### Work instruction:
Even where a line looks wrong, copy it exactly and include every entry.

### Records:
####

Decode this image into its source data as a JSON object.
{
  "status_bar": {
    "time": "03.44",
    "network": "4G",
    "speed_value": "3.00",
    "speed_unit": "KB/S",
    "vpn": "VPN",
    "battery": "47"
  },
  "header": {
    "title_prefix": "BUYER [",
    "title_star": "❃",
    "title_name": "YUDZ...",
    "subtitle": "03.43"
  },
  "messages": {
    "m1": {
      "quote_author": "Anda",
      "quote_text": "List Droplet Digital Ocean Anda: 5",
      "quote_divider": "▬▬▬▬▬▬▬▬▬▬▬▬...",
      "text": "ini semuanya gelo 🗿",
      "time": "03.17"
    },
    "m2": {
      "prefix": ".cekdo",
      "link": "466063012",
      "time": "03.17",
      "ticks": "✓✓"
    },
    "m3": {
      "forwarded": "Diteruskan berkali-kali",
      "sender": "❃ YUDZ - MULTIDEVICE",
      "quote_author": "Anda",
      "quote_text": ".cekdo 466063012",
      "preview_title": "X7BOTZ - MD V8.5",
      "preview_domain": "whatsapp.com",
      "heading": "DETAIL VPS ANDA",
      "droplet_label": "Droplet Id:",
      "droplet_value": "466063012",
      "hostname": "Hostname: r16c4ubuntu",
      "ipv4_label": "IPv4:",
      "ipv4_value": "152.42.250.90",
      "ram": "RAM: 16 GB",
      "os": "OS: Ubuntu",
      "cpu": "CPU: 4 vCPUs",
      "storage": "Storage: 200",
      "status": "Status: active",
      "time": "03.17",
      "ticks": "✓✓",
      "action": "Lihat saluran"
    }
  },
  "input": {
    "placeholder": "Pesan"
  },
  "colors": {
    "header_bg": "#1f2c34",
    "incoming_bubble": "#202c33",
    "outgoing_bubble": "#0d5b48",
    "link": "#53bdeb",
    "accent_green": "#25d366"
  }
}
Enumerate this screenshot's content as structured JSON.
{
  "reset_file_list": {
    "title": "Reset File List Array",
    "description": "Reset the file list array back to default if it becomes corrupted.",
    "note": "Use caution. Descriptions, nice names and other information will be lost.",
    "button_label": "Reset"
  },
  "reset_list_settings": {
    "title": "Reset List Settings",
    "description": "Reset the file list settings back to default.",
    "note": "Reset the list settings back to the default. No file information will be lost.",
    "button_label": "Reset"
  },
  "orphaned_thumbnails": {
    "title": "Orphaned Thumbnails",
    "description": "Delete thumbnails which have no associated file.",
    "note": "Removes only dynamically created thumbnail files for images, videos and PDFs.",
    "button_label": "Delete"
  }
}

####

### Reply:
Decode this image into its source data as a JSON object.
{
  "status_bar": {
    "time": "03.44",
    "network": "4G",
    "speed_value": "3.00",
    "speed_unit": "KB/S",
    "vpn": "VPN",
    "battery": "47"
  },
  "header": {
    "title_prefix": "BUYER [",
    "title_star": "❃",
    "title_name": "YUDZ...",
    "subtitle": "03.43"
  },
  "messages": {
    "m1": {
      "quote_author": "Anda",
      "quote_text": "List Droplet Digital Ocean Anda: 5",
      "quote_divider": "▬▬▬▬▬▬▬▬▬▬▬▬...",
      "text": "ini semuanya gelo 🗿",
      "time": "03.17"
    },
    "m2": {
      "prefix": ".cekdo",
      "link": "466063012",
      "time": "03.17",
      "ticks": "✓✓"
    },
    "m3": {
      "forwarded": "Diteruskan berkali-kali",
      "sender": "❃ YUDZ - MULTIDEVICE",
      "quote_author": "Anda",
      "quote_text": ".cekdo 466063012",
      "preview_title": "X7BOTZ - MD V8.5",
      "preview_domain": "whatsapp.com",
      "heading": "DETAIL VPS ANDA",
      "droplet_label": "Droplet Id:",
      "droplet_value": "466063012",
      "hostname": "Hostname: r16c4ubuntu",
      "ipv4_label": "IPv4:",
      "ipv4_value": "152.42.250.90",
      "ram": "RAM: 16 GB",
      "os": "OS: Ubuntu",
      "cpu": "CPU: 4 vCPUs",
      "storage": "Storage: 200",
      "status": "Status: active",
      "time": "03.17",
      "ticks": "✓✓",
      "action": "Lihat saluran"
    }
  },
  "input": {
    "placeholder": "Pesan"
  },
  "colors": {
    "header_bg": "#1f2c34",
    "incoming_bubble": "#202c33",
    "outgoing_bubble": "#0d5b48",
    "link": "#53bdeb",
    "accent_green": "#25d366"
  }
}
Enumerate this screenshot's content as structured JSON.
{
  "reset_file_list": {
    "title": "Reset File List Array",
    "description": "Reset the file list array back to default if it becomes corrupted.",
    "note": "Use caution. Descriptions, nice names and other information will be lost.",
    "button_label": "Reset"
  },
  "reset_list_settings": {
    "title": "Reset List Settings",
    "description": "Reset the file list settings back to default.",
    "note": "Reset the list settings back to the default. No file information will be lost.",
    "button_label": "Reset"
  },
  "orphaned_thumbnails": {
    "title": "Orphaned Thumbnails",
    "description": "Delete thumbnails which have no associated file.",
    "note": "Removes only dynamically created thumbnail files for images, videos and PDFs.",
    "button_label": "Delete"
  }
}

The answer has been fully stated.